In a normal year, there’s usually a congo line of flights whizzing between Singapore and Australia. According to Australian Government BITRE statistics, four of the ten busiest airline routes in and out of Australia in 2019 went to Singapore.
In 2019, the sector between Melbourne and Singapore was Australia’s busiest international airline route, flying 1,629,492 passengers. The third busiest international airline route was between Sydney and Singapore. The sixth busiest international airline route was between Perth and Singapore, and the seventh busiest international airline route was between Brisbane and Singapore. All up, 5,697,804 passengers traveled between the two countries in 2019.
And Singapore Airlines has a big slice of that pie.
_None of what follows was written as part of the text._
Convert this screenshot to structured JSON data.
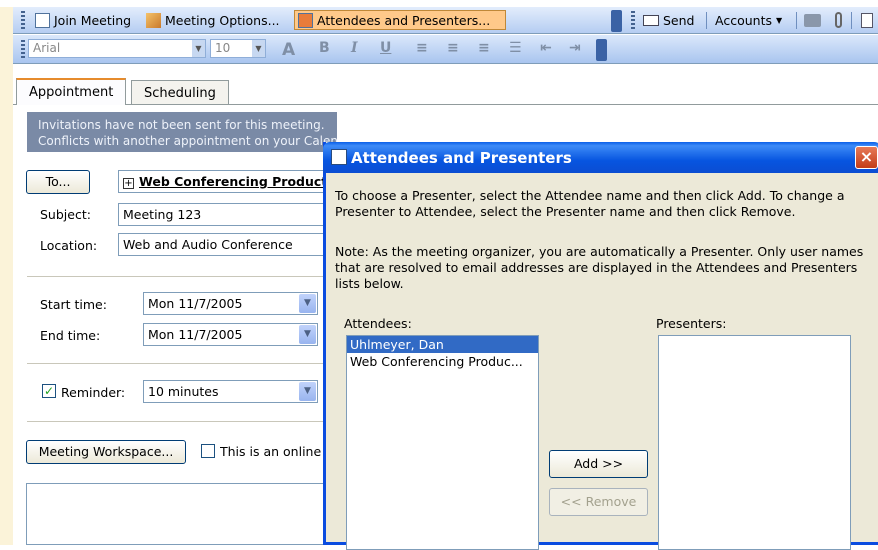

There are no shortage of airlines that normally fly direct to Singapore from Australia or vice versa. Qantas, Scoot, SilkAir, Emirates, British Airways, and Jetstar are some of the airlines that will get you there. Singapore Airlines carried 3,547,240 to and from Australia last year or 62% of total passenger numbers.
Singapore Airlines the only operator to keep flying Singapore – Australia
That’s a tasty bit of business, and no wonder Singapore Airlines is keen to ramp it up again. Unlike the other airlines that normally fly between Australia and Singapore, Singapore Airlines is the only operator who’s stuck with it throughout 2020.
“Even today, when load factors are in their teens, we are still operating quite a number of services to Australia,” Lee Lik Hsin told The Sydney Morning Herald.
Brisbane, Sydney, Melbourne, Adelaide, and Perth are all getting regular Singapore Airlines flights, although schedules are far skinnier than 2019 levels. The airline has also put its regular Silk Air flights to Cairns and Darwin on hiatus while axing its Canberra service altogether. But Singapore Airlines is well-positioned to bounce back fast if the Australian and Singaporean Governments can ever nail down a two-way travel bubble.
Travel bubble would be welcome news for Qantas
It’s not just Lee Lik Hsin who’s keen to see a travel bubble. The other significant operator on routes between Australia and Singapore is Qantas. Last year, they had just under 20% of the market and operated a mixed fleet of A380s and A330s to Singapore from four Australian cities. Flights between Singapore and Australia accounted for 15% of Qantas’ international passenger numbers in 2019.
While Lee Lik Hsin says Singapore Airlines is keen to get more flights and more passengers moving between Australia and Singapore, pundits shouldn’t look to the old way Singapore Airlines did business to predict its future operating strategy. Referring to loads and persevering in tough market conditions, the Singapore Airlines executive said;
“We are not going to hold ourselves to a standard of operating performance that we used to have prior to the pandemic.”